"These buyers are so powerful, but nobody talks about the super metrics," says Schmidt. Companies adopting such measures have kept their rulebooks from public scrutiny. Part of the problem is the corporate - and the consumer's - perception of risks. Laura Giudici Mills, director of food and workplace safety for Metz Fresh, points out that it's one thing to deal with contamination from pathogens like E. coli, and another to find foreign material such as seed pods and even frog parts in a package of leafy greens. Fencing may help keep unwanted delicacies out of the salad bowl, but getting rid of beneficial insects and habitat in the name of food safety is a case of throwing out the baby with the bath water.
"The super metrics don't want any animal intrusion," says Pezzini. "We have to get out and educate these buyers that the farm is an integrated system."
Today's small farmer often feels like David vs. Goliath - the interests of industrial agriculture and huge corporations dominate both the marketplace and public policy.
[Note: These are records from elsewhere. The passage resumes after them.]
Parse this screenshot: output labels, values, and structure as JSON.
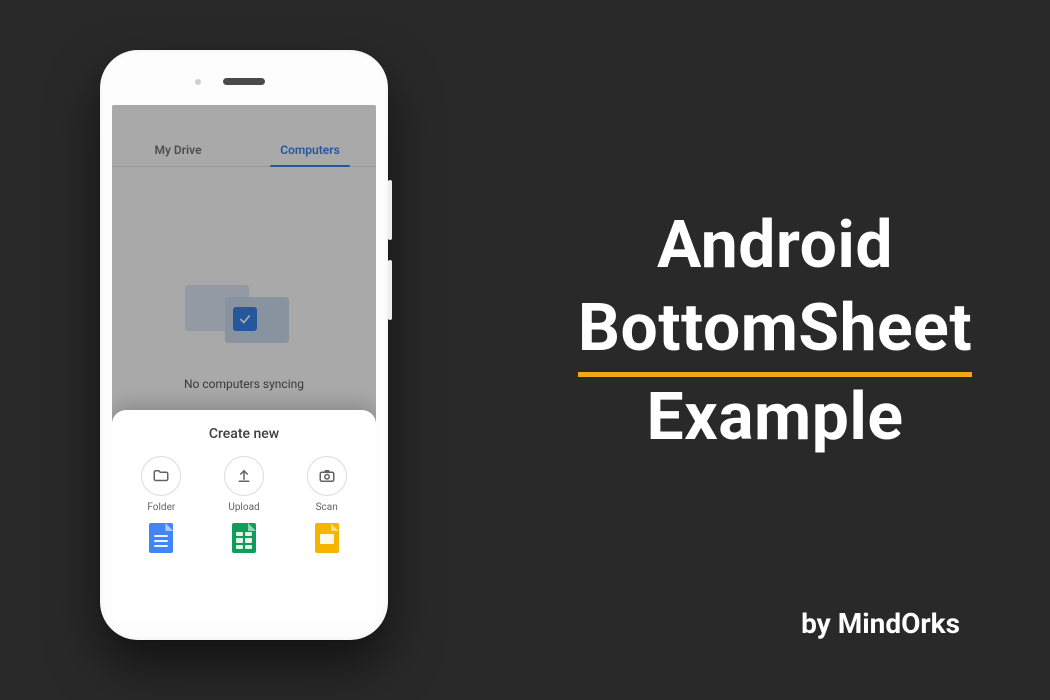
{
  "heading": {
    "line1": "Android",
    "line2": "BottomSheet",
    "line3": "Example"
  },
  "byline": "by MindOrks",
  "drive": {
    "tabs": [
      {
        "label": "My Drive",
        "active": false
      },
      {
        "label": "Computers",
        "active": true
      }
    ],
    "empty_caption": "No computers syncing"
  },
  "bottom_sheet": {
    "title": "Create new",
    "rows": [
      [
        {
          "icon": "folder",
          "label": "Folder"
        },
        {
          "icon": "upload",
          "label": "Upload"
        },
        {
          "icon": "camera",
          "label": "Scan"
        }
      ],
      [
        {
          "icon": "docs",
          "label": "Google Docs"
        },
        {
          "icon": "sheets",
          "label": "Google Sheets"
        },
        {
          "icon": "slides",
          "label": "Google Slides"
        }
      ]
    ]
  },
  "colors": {
    "background": "#292929",
    "accent": "#f0a817",
    "google_blue": "#1a73e8",
    "text_white": "#ffffff"
  }
}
The new Farm Bill had provisions for regulating food safety through industry-based measures, but these were cut out in the legislation passed by Congress in May.
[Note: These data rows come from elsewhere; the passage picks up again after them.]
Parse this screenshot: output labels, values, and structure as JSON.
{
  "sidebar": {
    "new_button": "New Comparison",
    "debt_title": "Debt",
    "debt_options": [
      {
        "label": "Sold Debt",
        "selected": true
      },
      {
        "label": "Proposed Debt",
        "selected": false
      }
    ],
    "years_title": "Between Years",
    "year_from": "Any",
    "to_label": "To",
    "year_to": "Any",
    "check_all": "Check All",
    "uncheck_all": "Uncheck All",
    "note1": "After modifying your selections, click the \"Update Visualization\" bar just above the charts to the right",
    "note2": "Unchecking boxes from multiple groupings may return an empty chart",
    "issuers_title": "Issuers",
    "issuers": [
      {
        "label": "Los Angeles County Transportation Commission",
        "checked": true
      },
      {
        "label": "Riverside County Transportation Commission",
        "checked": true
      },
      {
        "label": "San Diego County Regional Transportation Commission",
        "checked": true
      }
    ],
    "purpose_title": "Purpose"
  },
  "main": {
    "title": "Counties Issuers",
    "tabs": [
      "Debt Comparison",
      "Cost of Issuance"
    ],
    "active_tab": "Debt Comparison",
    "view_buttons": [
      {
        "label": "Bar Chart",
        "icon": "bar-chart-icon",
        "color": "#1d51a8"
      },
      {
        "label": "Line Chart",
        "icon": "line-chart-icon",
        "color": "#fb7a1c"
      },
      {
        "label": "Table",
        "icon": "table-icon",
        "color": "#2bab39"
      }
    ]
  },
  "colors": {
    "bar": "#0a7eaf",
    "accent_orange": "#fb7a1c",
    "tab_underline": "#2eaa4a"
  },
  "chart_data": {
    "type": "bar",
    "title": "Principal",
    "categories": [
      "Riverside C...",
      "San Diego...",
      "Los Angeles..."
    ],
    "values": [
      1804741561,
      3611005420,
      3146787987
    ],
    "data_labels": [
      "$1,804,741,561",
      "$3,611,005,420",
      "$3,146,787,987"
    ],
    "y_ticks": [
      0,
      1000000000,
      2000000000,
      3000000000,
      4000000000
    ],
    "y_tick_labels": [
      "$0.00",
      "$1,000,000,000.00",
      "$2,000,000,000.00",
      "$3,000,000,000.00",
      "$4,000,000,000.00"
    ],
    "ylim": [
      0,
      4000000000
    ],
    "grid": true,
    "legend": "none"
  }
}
Kira Pascoe, CAFF's family farm food safety coordinator, pointed out that most of the attention gets focused on crops in the field even though processing seems to be to blame for the recent disease outbreaks - particularly packaged convenience foods such as ready-to-eat spinach. Processed products were implicated in 98.5 percent of illnesses caused by E. coli in California leafy greens, according to a CAFF analysis of U.S. Department of Agriculture data.
In the 2006 outbreak, processing procedures failed to detect or remove the virulent bacteria contaminating the spinach. A March 2008 congressional report delivered a harsh indictment of the FDA's lack of oversight of processing facilities for packaged fresh spinach. Repeated violations at the company's plant in Yuma, Ariz., received nothing more than FDA calls for "voluntary action" - which were subsequently ignored.
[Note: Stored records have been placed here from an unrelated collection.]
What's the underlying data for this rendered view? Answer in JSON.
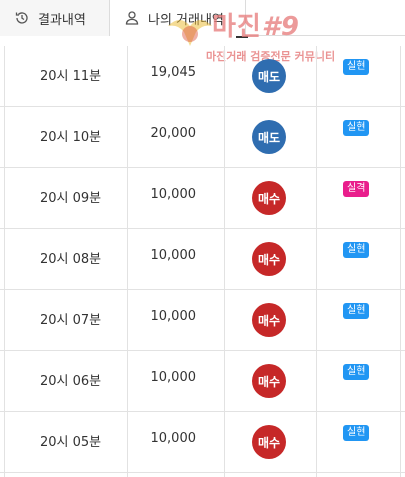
{
  "tabs": [
    {
      "label": "결과내역",
      "icon": "history-icon"
    },
    {
      "label": "나의 거래내역",
      "icon": "user-icon"
    }
  ],
  "watermark": {
    "title": "마진",
    "title_suffix": "#9",
    "subtitle": "마진거래 검증전문 커뮤니티"
  },
  "colors": {
    "sell": "#2f6db0",
    "buy": "#c62828",
    "success": "#2196f3",
    "fail": "#e91e8c"
  },
  "rows": [
    {
      "time": "20시 11분",
      "amount": "19,045",
      "side": "매도",
      "side_color": "#2f6db0",
      "result": "실현",
      "result_color": "#2196f3"
    },
    {
      "time": "20시 10분",
      "amount": "20,000",
      "side": "매도",
      "side_color": "#2f6db0",
      "result": "실현",
      "result_color": "#2196f3"
    },
    {
      "time": "20시 09분",
      "amount": "10,000",
      "side": "매수",
      "side_color": "#c62828",
      "result": "실격",
      "result_color": "#e91e8c"
    },
    {
      "time": "20시 08분",
      "amount": "10,000",
      "side": "매수",
      "side_color": "#c62828",
      "result": "실현",
      "result_color": "#2196f3"
    },
    {
      "time": "20시 07분",
      "amount": "10,000",
      "side": "매수",
      "side_color": "#c62828",
      "result": "실현",
      "result_color": "#2196f3"
    },
    {
      "time": "20시 06분",
      "amount": "10,000",
      "side": "매수",
      "side_color": "#c62828",
      "result": "실현",
      "result_color": "#2196f3"
    },
    {
      "time": "20시 05분",
      "amount": "10,000",
      "side": "매수",
      "side_color": "#c62828",
      "result": "실현",
      "result_color": "#2196f3"
    }
  ]
}
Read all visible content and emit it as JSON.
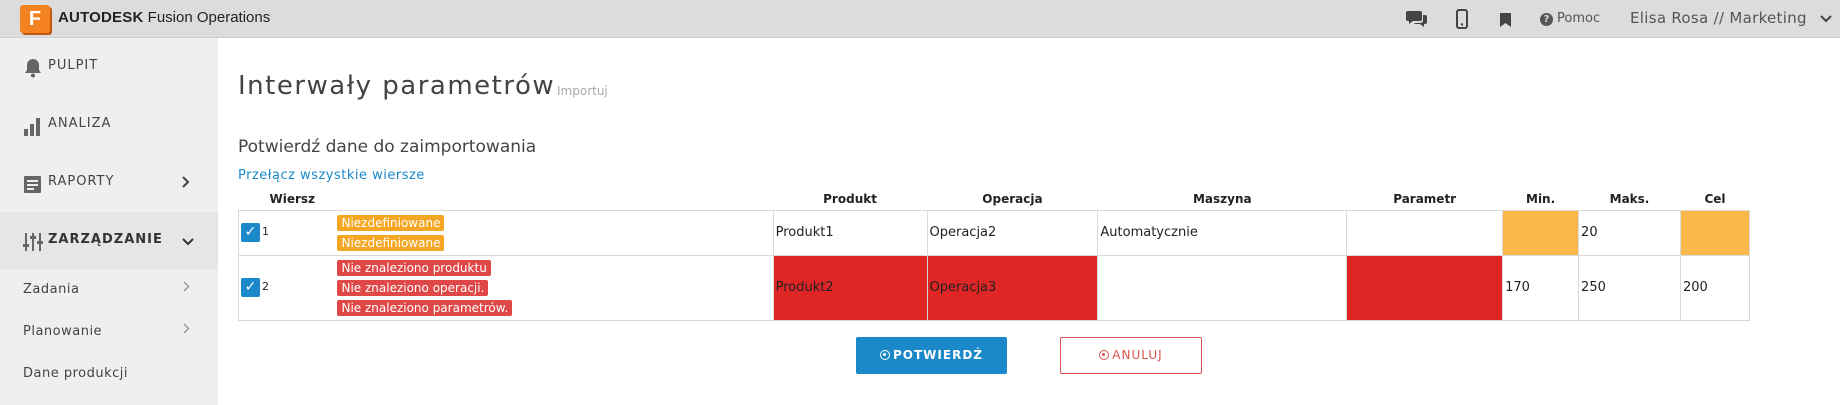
{
  "topbar": {
    "logo_letter": "F",
    "brand_bold": "AUTODESK",
    "brand_rest": "Fusion Operations",
    "help_label": "Pomoc",
    "user_label": "Elisa Rosa // Marketing",
    "chevron": "⌄"
  },
  "sidebar": {
    "items": [
      {
        "label": "PULPIT",
        "icon": "bell-icon"
      },
      {
        "label": "ANALIZA",
        "icon": "bar-chart-icon"
      },
      {
        "label": "RAPORTY",
        "icon": "report-icon",
        "chevron": "›"
      },
      {
        "label": "ZARZĄDZANIE",
        "icon": "sliders-icon",
        "chevron": "⌄"
      }
    ],
    "subitems": [
      {
        "label": "Zadania",
        "chevron": "›"
      },
      {
        "label": "Planowanie",
        "chevron": "›"
      },
      {
        "label": "Dane produkcji"
      }
    ]
  },
  "page": {
    "title": "Interwały parametrów",
    "title_sub": "Importuj",
    "subtitle": "Potwierdź dane do zaimportowania",
    "toggle_link": "Przełącz wszystkie wiersze"
  },
  "table": {
    "headers": [
      "Wiersz",
      "Produkt",
      "Operacja",
      "Maszyna",
      "Parametr",
      "Min.",
      "Maks.",
      "Cel"
    ],
    "rows": [
      {
        "num": "1",
        "checked": "✓",
        "badges": [
          "Niezdefiniowane",
          "Niezdefiniowane"
        ],
        "produkt": "Produkt1",
        "operacja": "Operacja2",
        "maszyna": "Automatycznie",
        "parametr": "",
        "min": "",
        "maks": "20",
        "cel": ""
      },
      {
        "num": "2",
        "checked": "✓",
        "badges": [
          "Nie znaleziono produktu",
          "Nie znaleziono operacji.",
          "Nie znaleziono parametrów."
        ],
        "produkt": "Produkt2",
        "operacja": "Operacja3",
        "maszyna": "",
        "parametr": "",
        "min": "170",
        "maks": "250",
        "cel": "200"
      }
    ]
  },
  "buttons": {
    "confirm": "POTWIERDŹ",
    "cancel": "ANULUJ"
  },
  "colors": {
    "accent": "#1a88c9",
    "error": "#e02525",
    "warning": "#fbb84a",
    "logo": "#f58220"
  }
}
The cumulative impacts of fencing and habitat removal have escaped environmental analysis as well. The California Environmental Quality Act requires public agencies to assess the environmental impact of land use. If the California Department of Food and Agriculture had created the leafy greens standards, says Runsten, such analysis would have been performed. In the wake of the E. coli outbreak, though, the state agency acted quickly, allowing the Western Growers Association to develop metrics. But those industry-defined standards aren't subject to the Environmental Quality Act's requirements - and neither are the super metrics imposed by buyers.
While the big players are setting de facto food safety standards, small growers concerned about habitat destruction want public safeguards. Pezzini hopes the LGMA metrics will become an industry-wide standard. Baumgartner and other farm advocates say there should be a ceiling on all metrics to prevent them from spiraling beyond reason. The science shows that food safety and conservation can go hand-in-hand. Now it's up to consumers and corporate buyers to accept farming in its natural environment, where hedgerows, ponds and wildlife make good neighbors - rather than bare dirt and fences.
"Consumers need to tell their retailers," says Baumgartner, "that they do not want pre-packaged leafy greens to be produced at the expense of wildlife and at the risk to human health."
Li Miao Lovett writes about cultural and environmental issues from the San Francisco Bay Area. Her forthcoming novel, In the Lap of the Gods, portrays the lives of Chinese displaced by the Three Gorges dam.